Applus ultrasonic testing_web
Using ultrasonic testing equipment (of a previous generation) to inspect a weld. Photo: Applus+


Today, I have a progress meeting at Applus+ for the hardware development. The design of one of the PCBs is ready for production and we discuss the required steps for the next couple of days to send the information to the manufacturing company. Next, we review the latest design of the housing. We discuss the various options for the look and feel and the required protection for one of the connector types. After the meeting, I work on the minutes by summarizing the decisions and action items.


I’m back in the office at Alten. In the morning, we have a planning meeting for one of our internal projects. The goal of this project is to develop a monitoring application for train control systems that runs on a built-in display in public transport vehicles. The scope of the project is defined in detail since we’re building an exact replacement for the existing application that runs on obsolete hardware. The main focus is the short project timeline. I’m fortunate to work with a very enthusiastic project team that enjoys this challenge.

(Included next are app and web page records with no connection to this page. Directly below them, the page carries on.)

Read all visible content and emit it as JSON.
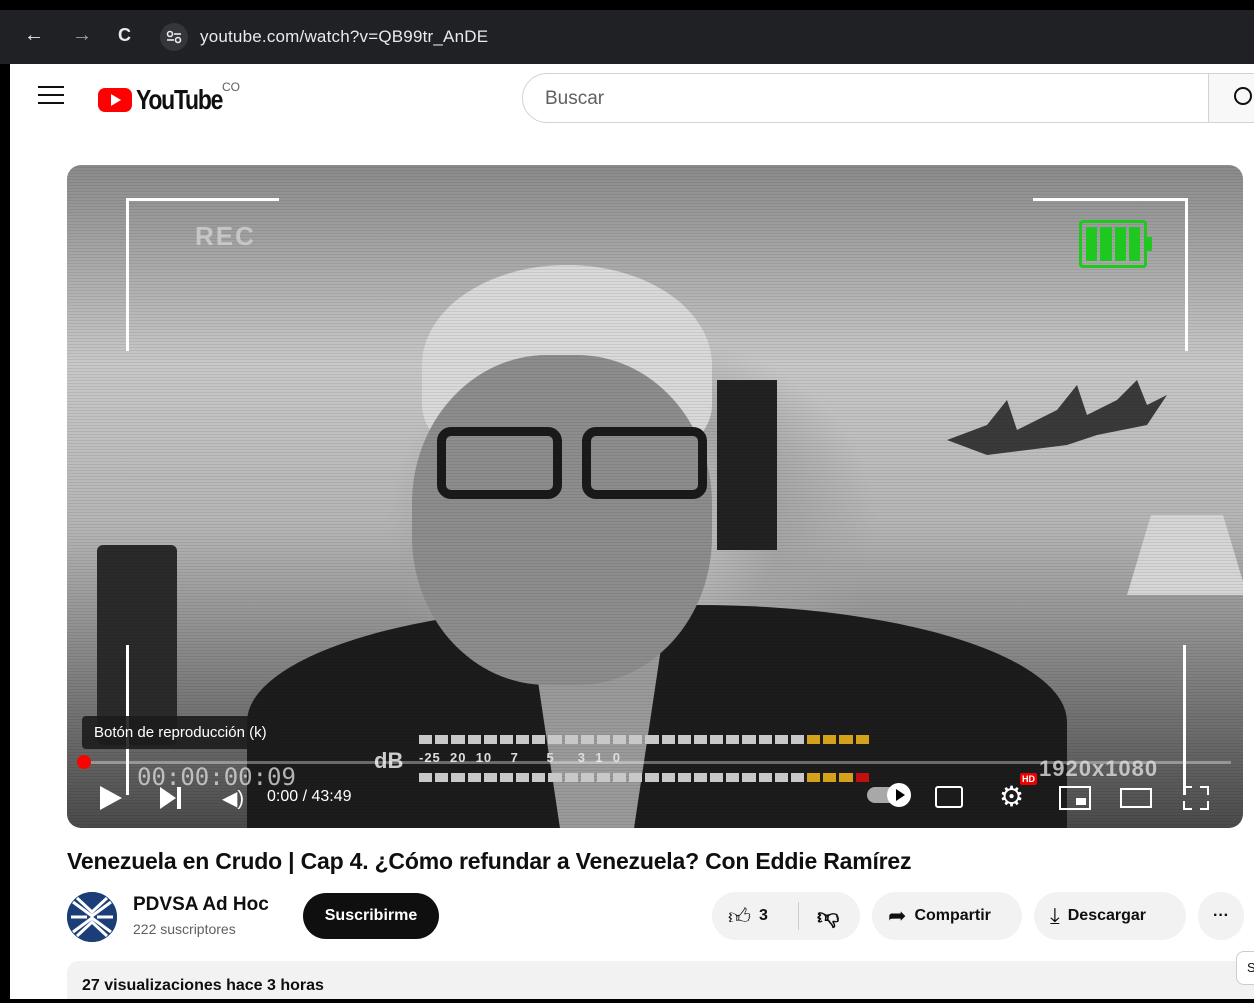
{
  "browser": {
    "url": "youtube.com/watch?v=QB99tr_AnDE",
    "back_icon": "←",
    "forward_icon": "→",
    "reload_icon": "C",
    "site_info_icon": "⚙"
  },
  "header": {
    "logo_text": "YouTube",
    "country_code": "CO",
    "search_placeholder": "Buscar"
  },
  "player": {
    "rec_overlay": "REC",
    "tooltip": "Botón de reproducción (k)",
    "timecode_overlay": "00:00:00:09",
    "time_display": "0:00 / 43:49",
    "db_label": "dB",
    "meter_scale": "-25  20  10    7      5     3  1  0",
    "resolution_overlay": "1920x1080",
    "hd_badge": "HD",
    "progress": 0,
    "accent_color": "#ff0000",
    "battery_color": "#1ec81e"
  },
  "video": {
    "title": "Venezuela en Crudo | Cap 4. ¿Cómo refundar a Venezuela? Con Eddie Ramírez",
    "channel_name": "PDVSA Ad Hoc",
    "subscribers": "222 suscriptores",
    "subscribe_label": "Suscribirme",
    "like_count": "3",
    "share_label": "Compartir",
    "download_label": "Descargar",
    "more_label": "···",
    "views_line": "27 visualizaciones  hace 3 horas",
    "side_chip": "S"
  }
}
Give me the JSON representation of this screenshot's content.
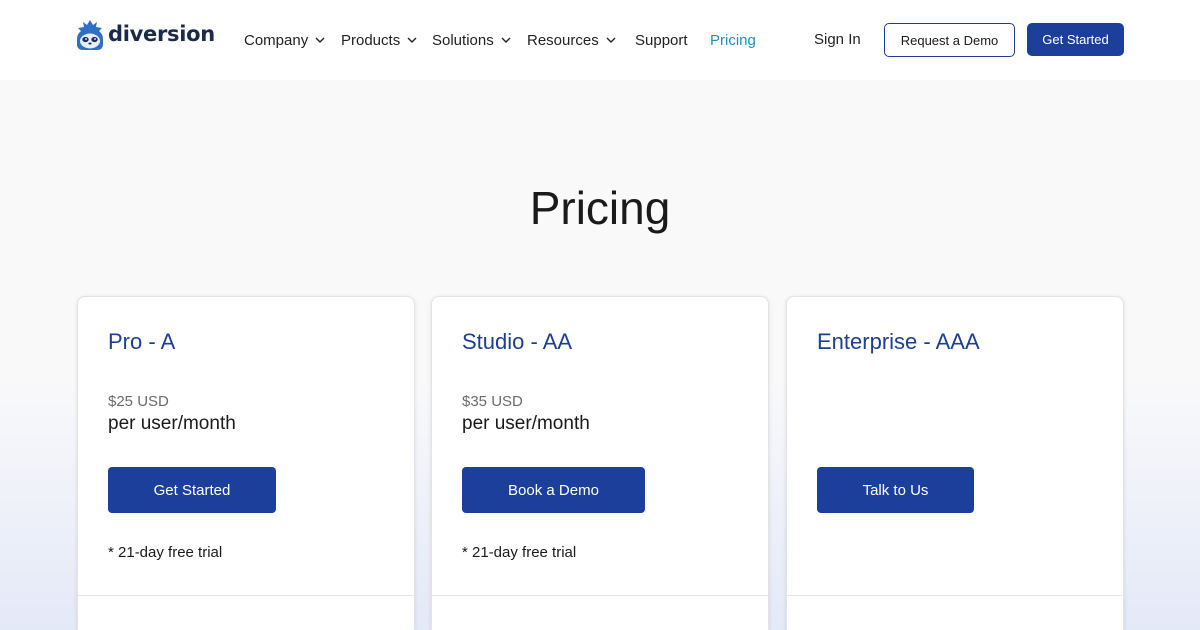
{
  "brand": {
    "name": "diversion",
    "logo_icon": "sloth-logo-icon",
    "primary_color": "#1b3f9a",
    "accent_color": "#1d8fcb"
  },
  "nav": {
    "items": [
      {
        "label": "Company",
        "has_dropdown": true
      },
      {
        "label": "Products",
        "has_dropdown": true
      },
      {
        "label": "Solutions",
        "has_dropdown": true
      },
      {
        "label": "Resources",
        "has_dropdown": true
      },
      {
        "label": "Support",
        "has_dropdown": false
      },
      {
        "label": "Pricing",
        "has_dropdown": false,
        "active": true
      }
    ],
    "sign_in": "Sign In",
    "request_demo": "Request a Demo",
    "get_started": "Get Started"
  },
  "page": {
    "title": "Pricing"
  },
  "plans": [
    {
      "name": "Pro - A",
      "price": "$25 USD",
      "unit": "per user/month",
      "cta": "Get Started",
      "note": "* 21-day free trial"
    },
    {
      "name": "Studio - AA",
      "price": "$35 USD",
      "unit": "per user/month",
      "cta": "Book a Demo",
      "note": "* 21-day free trial"
    },
    {
      "name": "Enterprise - AAA",
      "price": "",
      "unit": "",
      "cta": "Talk to Us",
      "note": ""
    }
  ]
}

During the sprint planning, we select the work packages for the next iteration based upon the overall project phasing as discussed with the client and the main technical challenges that remain. Later that day, I prepare a project dashboard and send it to the client. The dashboard gives an overview of the current progress in the work packages, the expected delivery date, the financial status and the main project risks.

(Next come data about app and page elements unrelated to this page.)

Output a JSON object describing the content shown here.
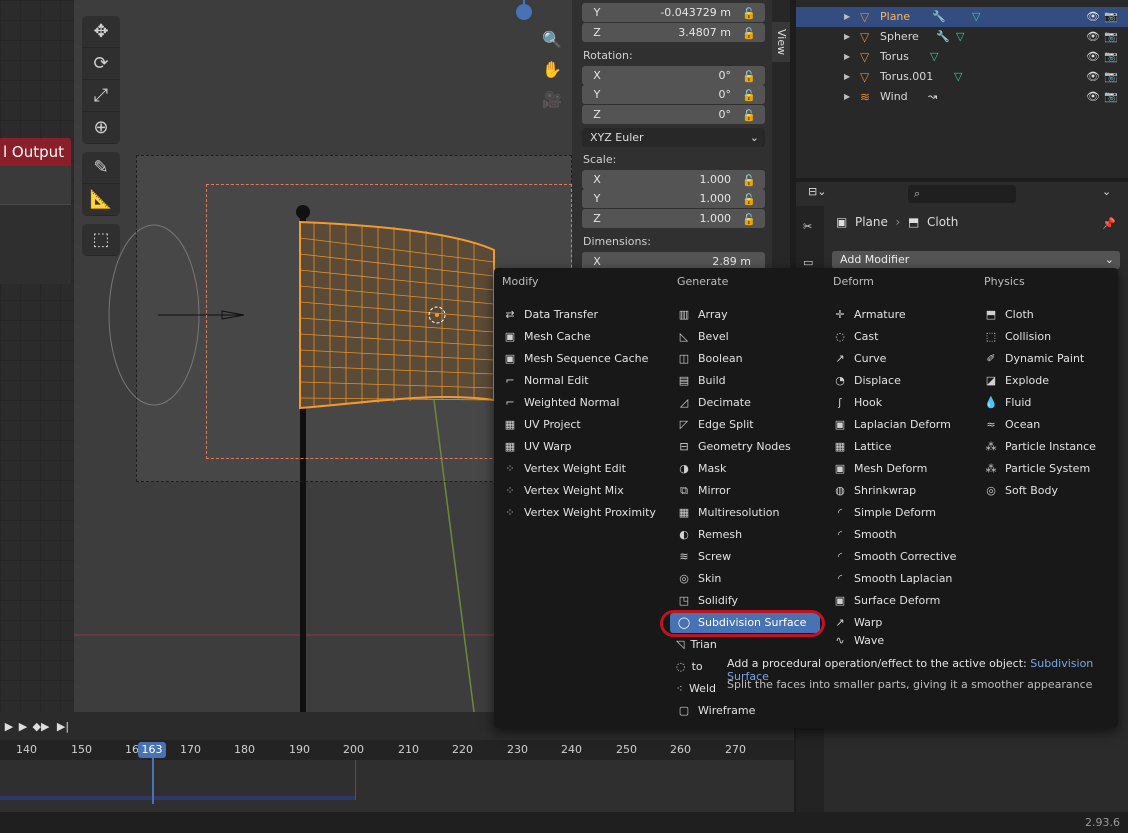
{
  "node_editor": {
    "node_title": "l Output"
  },
  "npanel": {
    "location": [
      {
        "axis": "Y",
        "value": "-0.043729 m"
      },
      {
        "axis": "Z",
        "value": "3.4807 m"
      }
    ],
    "rotation_label": "Rotation:",
    "rotation": [
      {
        "axis": "X",
        "value": "0°"
      },
      {
        "axis": "Y",
        "value": "0°"
      },
      {
        "axis": "Z",
        "value": "0°"
      }
    ],
    "rotation_mode": "XYZ Euler",
    "scale_label": "Scale:",
    "scale": [
      {
        "axis": "X",
        "value": "1.000"
      },
      {
        "axis": "Y",
        "value": "1.000"
      },
      {
        "axis": "Z",
        "value": "1.000"
      }
    ],
    "dimensions_label": "Dimensions:",
    "dimensions": [
      {
        "axis": "X",
        "value": "2.89 m"
      }
    ],
    "tab_view": "View"
  },
  "outliner": {
    "rows": [
      {
        "name": "Plane",
        "selected": true
      },
      {
        "name": "Sphere",
        "selected": false
      },
      {
        "name": "Torus",
        "selected": false
      },
      {
        "name": "Torus.001",
        "selected": false
      },
      {
        "name": "Wind",
        "selected": false
      }
    ]
  },
  "properties": {
    "search_placeholder": "",
    "breadcrumb_object": "Plane",
    "breadcrumb_modifier": "Cloth",
    "add_modifier_label": "Add Modifier"
  },
  "menu": {
    "columns": [
      {
        "header": "Modify",
        "items": [
          "Data Transfer",
          "Mesh Cache",
          "Mesh Sequence Cache",
          "Normal Edit",
          "Weighted Normal",
          "UV Project",
          "UV Warp",
          "Vertex Weight Edit",
          "Vertex Weight Mix",
          "Vertex Weight Proximity"
        ]
      },
      {
        "header": "Generate",
        "items": [
          "Array",
          "Bevel",
          "Boolean",
          "Build",
          "Decimate",
          "Edge Split",
          "Geometry Nodes",
          "Mask",
          "Mirror",
          "Multiresolution",
          "Remesh",
          "Screw",
          "Skin",
          "Solidify",
          "Subdivision Surface",
          "Triangulate",
          "Volume to Mesh",
          "Weld",
          "Wireframe"
        ]
      },
      {
        "header": "Deform",
        "items": [
          "Armature",
          "Cast",
          "Curve",
          "Displace",
          "Hook",
          "Laplacian Deform",
          "Lattice",
          "Mesh Deform",
          "Shrinkwrap",
          "Simple Deform",
          "Smooth",
          "Smooth Corrective",
          "Smooth Laplacian",
          "Surface Deform",
          "Warp",
          "Wave"
        ]
      },
      {
        "header": "Physics",
        "items": [
          "Cloth",
          "Collision",
          "Dynamic Paint",
          "Explode",
          "Fluid",
          "Ocean",
          "Particle Instance",
          "Particle System",
          "Soft Body"
        ]
      }
    ],
    "highlighted": "Subdivision Surface"
  },
  "tooltip": {
    "line1_prefix": "Add a procedural operation/effect to the active object:",
    "line1_highlight": "Subdivision Surface",
    "line2": "Split the faces into smaller parts, giving it a smoother appearance"
  },
  "timeline": {
    "ticks": [
      "140",
      "150",
      "16",
      "170",
      "180",
      "190",
      "200",
      "210",
      "220",
      "230",
      "240",
      "250",
      "260",
      "270"
    ],
    "current_frame": "163"
  },
  "status": {
    "version": "2.93.6"
  },
  "colors": {
    "accent": "#4772b3",
    "object_orange": "#e5893a",
    "highlight_ring": "#c1121f"
  }
}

The last day of the week is also at Alten. In the morning, I have a regular progress meeting with the customer of the train monitoring application. We start with a demonstration of the current state of the project. Next, we go through all aspects in the dashboard I sent out the day before. We have a short discussion about the various options to update the application on the built-in display using a service laptop. We decide that some of the options need further technical investigation.

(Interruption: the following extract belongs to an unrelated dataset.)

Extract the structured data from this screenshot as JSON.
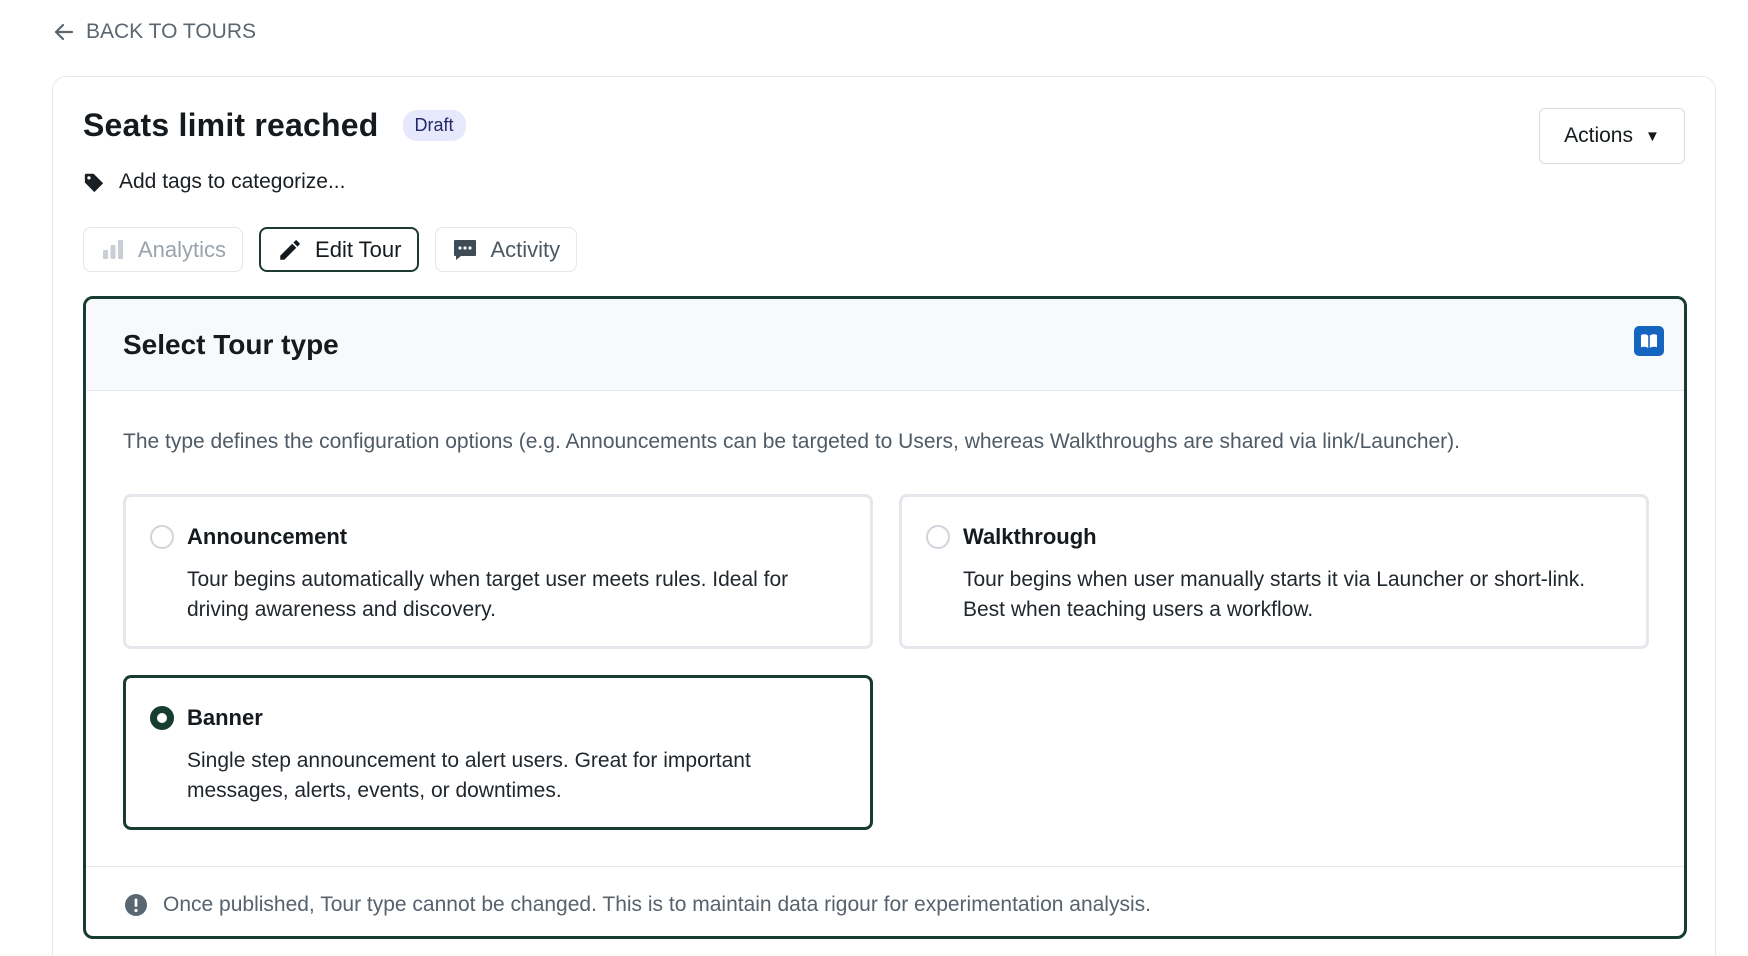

After the meeting, I have a short talk with the I-See project team. In this project, we’ve developed firmware, apps and a cloud solution for smart glasses. The project is almost completed, and we only have some support activities left. The rest of the day, I have some informal discussions about the other ADC projects and update their status in the traffic light summary for next week.

After an exciting, dynamic week with a variety of projects and activities, we end the day with a short drink to celebrate the progress made and the start of the weekend.

Main photo: Annemarie van Vugt

Edited by Collin Arocho